Psychosocial and medical adversity associated with neonatal neurobehavior in infants born before 30 weeks gestation.
DOI: 10.1038/s41390-019-0607-1; PMCID: PMC7082182
BACKGROUND: Psychosocial adversity escalates medical risk for poor outcomes in infants bornanxiety, depression, and adverse medical and socioenvironmental conditions would be associated with less optimal neonatal neurobehavior at neonatal intensive care unit (NICU) discharge.
METHODS: We studied 665 infants at 9 university NICUs. Risk indices of socioenvironmental, maternal, and neonatal medical factors were obtained from standardized, structured maternal interviews and medical record reviews. Brain injuries were classified by consensus ultrasonogram readings. NICU Network Neurobehavioral Scale (NNNS) exams were conducted at NICU discharge.
RESULTS: On the NNNS, generalized estimating equations indicated infants of mothers with prenatal anxiety had less optimal attention, and those born to mothers with prenatal depression had increased lethargy. Maternal medical complications predicted suboptimal reflexes. Socioenvironmental risk predicted lower self-regulation and movement quality. Infants with more severe neonatal medical complications had lower attention, increased lethargy, and suboptimal reflexes.
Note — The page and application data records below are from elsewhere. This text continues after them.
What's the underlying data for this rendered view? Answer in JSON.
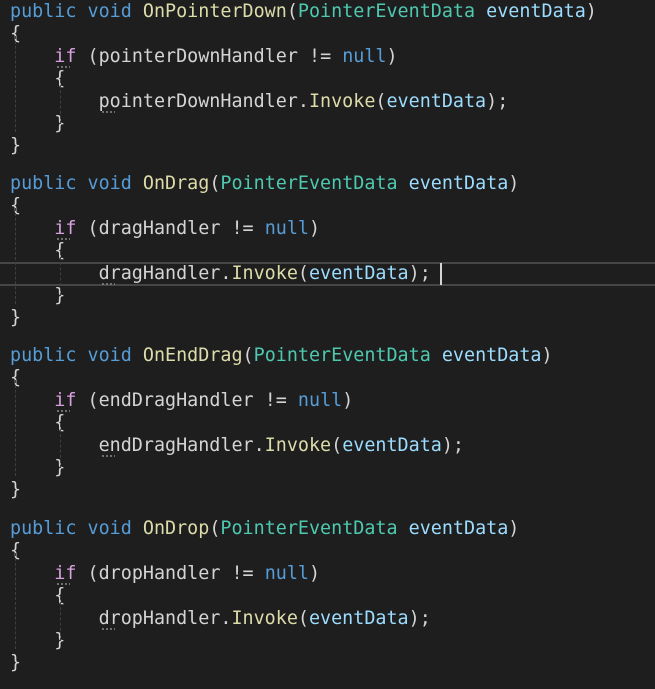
{
  "code": {
    "keywords": {
      "public": "public",
      "void": "void",
      "if": "if",
      "null": "null"
    },
    "param_type": "PointerEventData",
    "param_name": "eventData",
    "invoke": "Invoke",
    "methods": [
      {
        "name": "OnPointerDown",
        "handler": "pointerDownHandler"
      },
      {
        "name": "OnDrag",
        "handler": "dragHandler"
      },
      {
        "name": "OnEndDrag",
        "handler": "endDragHandler"
      },
      {
        "name": "OnDrop",
        "handler": "dropHandler"
      }
    ]
  },
  "theme": {
    "background": "#1e1e1e",
    "keyword": "#569cd6",
    "control_keyword": "#d8a0df",
    "method": "#dcdcaa",
    "type": "#4ec9b0",
    "parameter": "#9cdcfe",
    "text": "#d4d4d4"
  }
}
CONCLUSIONS: Combined information from the observed associations among adverse prenatal maternal medical and psychosocial conditions, and neonatal complications may assist in the early identification of infants at elevated neurobehavioral risk.
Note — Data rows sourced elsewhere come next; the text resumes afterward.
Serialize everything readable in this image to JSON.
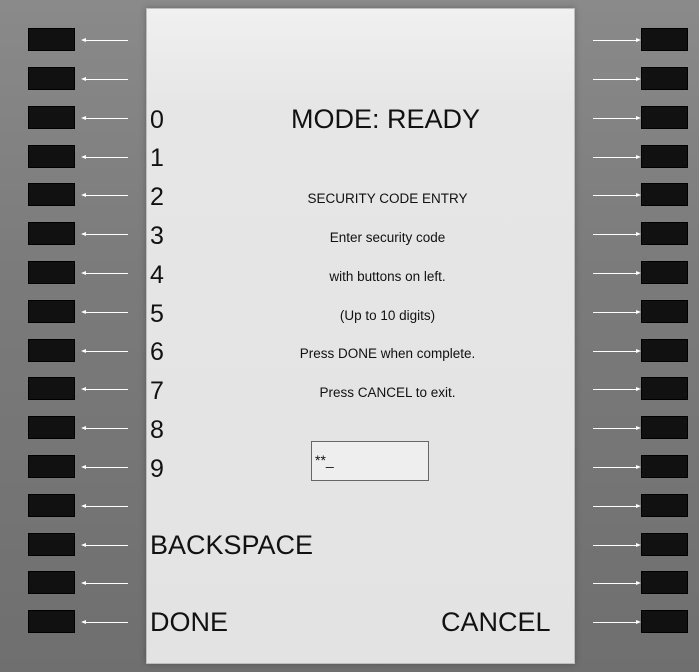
{
  "screen": {
    "mode_title": "MODE: READY",
    "digits": [
      "0",
      "1",
      "2",
      "3",
      "4",
      "5",
      "6",
      "7",
      "8",
      "9"
    ],
    "heading": "SECURITY CODE ENTRY",
    "instructions": [
      "Enter security code",
      "with buttons on left.",
      "(Up to 10 digits)",
      "Press DONE when complete.",
      "Press CANCEL to exit."
    ],
    "code_value": "**_",
    "backspace_label": "BACKSPACE",
    "done_label": "DONE",
    "cancel_label": "CANCEL"
  },
  "colors": {
    "bezel": "#7d7d7d",
    "screen": "#e3e3e3",
    "key": "#111111",
    "leader": "#ffffff"
  }
}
Hofheimer, J. A., Smith, L. M., McGowan, E. C., O'Shea, T., Carter, B. S., Neal, C. R., Helderman, J. B., Pastyrnak, S. L., Soliman, A., Dansereau, L. M., DellaGrotta, S. A., Lester, B. M. Psychosocial and medical adversity associated with neonatal neurobehavior in infants born before 30 weeks gestation. Pediatric research 87, 721-729 (2020).